▸ Exercise instructions: Identify all lines in the data containing the string "USAS". Copy them out.

▸ Available data:
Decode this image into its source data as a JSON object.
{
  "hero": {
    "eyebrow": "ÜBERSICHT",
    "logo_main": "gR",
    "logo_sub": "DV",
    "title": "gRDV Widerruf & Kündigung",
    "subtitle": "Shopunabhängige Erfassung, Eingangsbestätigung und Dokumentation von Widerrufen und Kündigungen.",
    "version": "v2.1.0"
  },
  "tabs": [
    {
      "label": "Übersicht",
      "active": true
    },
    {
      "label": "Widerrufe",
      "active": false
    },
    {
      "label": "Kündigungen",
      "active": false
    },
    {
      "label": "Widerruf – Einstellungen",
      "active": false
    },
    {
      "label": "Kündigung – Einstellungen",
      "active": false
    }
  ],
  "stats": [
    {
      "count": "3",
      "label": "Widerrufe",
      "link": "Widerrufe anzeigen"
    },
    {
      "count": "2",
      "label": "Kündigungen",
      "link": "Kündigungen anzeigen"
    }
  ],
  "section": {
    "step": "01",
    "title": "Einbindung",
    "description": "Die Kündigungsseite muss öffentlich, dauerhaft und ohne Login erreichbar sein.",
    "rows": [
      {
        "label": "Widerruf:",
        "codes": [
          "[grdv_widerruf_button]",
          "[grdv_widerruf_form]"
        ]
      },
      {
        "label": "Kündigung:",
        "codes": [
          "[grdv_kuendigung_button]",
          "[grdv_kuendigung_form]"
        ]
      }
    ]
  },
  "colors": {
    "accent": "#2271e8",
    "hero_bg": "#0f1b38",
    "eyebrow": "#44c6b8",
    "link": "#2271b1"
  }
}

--

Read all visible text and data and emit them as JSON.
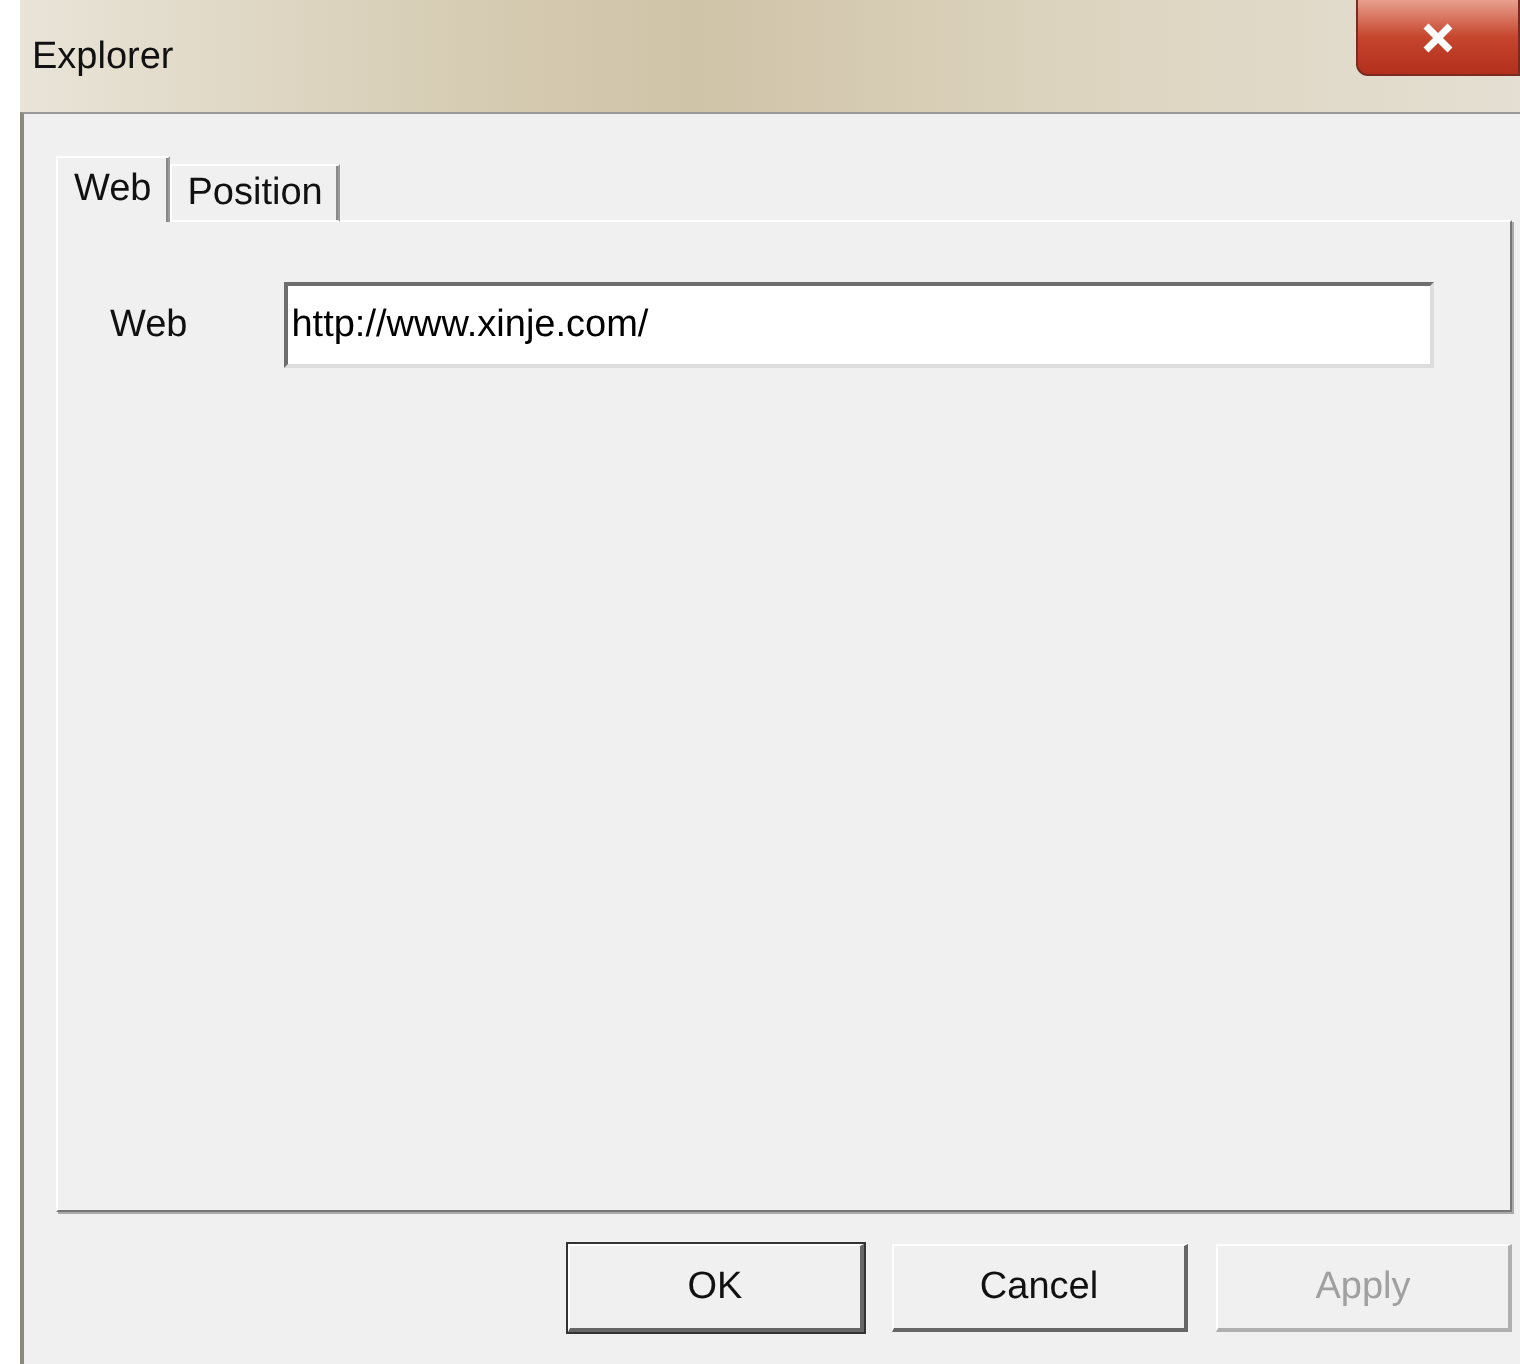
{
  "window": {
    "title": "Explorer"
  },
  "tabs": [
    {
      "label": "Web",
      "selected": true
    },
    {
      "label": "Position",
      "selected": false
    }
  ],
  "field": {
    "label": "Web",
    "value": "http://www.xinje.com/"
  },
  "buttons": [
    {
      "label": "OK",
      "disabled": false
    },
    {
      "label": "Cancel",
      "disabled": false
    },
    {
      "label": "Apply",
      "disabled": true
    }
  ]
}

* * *

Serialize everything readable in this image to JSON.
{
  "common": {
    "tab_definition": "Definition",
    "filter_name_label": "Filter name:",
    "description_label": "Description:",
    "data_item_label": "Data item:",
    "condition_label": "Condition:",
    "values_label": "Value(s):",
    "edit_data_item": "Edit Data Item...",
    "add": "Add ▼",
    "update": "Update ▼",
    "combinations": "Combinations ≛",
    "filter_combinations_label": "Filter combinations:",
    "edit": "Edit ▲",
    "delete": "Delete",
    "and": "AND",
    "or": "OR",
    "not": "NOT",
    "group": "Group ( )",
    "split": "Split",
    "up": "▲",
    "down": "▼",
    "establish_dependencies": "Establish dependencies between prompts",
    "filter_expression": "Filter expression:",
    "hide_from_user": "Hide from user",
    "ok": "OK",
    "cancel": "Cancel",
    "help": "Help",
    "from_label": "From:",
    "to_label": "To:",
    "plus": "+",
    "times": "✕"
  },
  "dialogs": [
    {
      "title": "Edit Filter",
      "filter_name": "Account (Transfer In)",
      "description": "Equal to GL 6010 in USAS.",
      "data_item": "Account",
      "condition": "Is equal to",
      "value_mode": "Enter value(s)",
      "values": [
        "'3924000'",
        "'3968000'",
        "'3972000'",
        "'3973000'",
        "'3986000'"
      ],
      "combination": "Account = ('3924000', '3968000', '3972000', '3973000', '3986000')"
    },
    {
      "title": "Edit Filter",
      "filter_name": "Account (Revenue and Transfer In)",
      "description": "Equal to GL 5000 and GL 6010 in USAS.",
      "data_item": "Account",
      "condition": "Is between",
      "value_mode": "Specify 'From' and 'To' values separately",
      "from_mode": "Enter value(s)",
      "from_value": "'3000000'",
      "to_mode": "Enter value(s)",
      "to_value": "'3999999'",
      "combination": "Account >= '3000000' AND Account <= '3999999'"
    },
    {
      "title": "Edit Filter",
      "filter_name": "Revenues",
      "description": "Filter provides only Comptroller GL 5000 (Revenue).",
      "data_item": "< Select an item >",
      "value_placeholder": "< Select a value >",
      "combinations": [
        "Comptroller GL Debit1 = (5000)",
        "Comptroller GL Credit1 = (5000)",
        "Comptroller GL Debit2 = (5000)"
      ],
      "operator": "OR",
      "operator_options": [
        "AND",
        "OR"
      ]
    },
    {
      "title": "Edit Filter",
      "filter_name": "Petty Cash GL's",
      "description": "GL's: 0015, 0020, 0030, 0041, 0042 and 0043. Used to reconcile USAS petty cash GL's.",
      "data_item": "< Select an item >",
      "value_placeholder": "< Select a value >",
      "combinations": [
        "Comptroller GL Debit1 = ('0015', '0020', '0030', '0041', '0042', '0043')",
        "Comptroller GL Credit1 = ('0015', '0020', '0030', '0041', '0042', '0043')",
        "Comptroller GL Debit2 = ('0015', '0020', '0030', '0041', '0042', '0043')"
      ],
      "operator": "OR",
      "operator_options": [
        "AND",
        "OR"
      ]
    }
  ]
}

▸ Solution to this problem:
      "description": "Equal to GL 6010 in USAS.",
      "description": "Equal to GL 5000 and GL 6010 in USAS.",
      "description": "GL's: 0015, 0020, 0030, 0041, 0042 and 0043. Used to reconcile USAS petty cash GL's.",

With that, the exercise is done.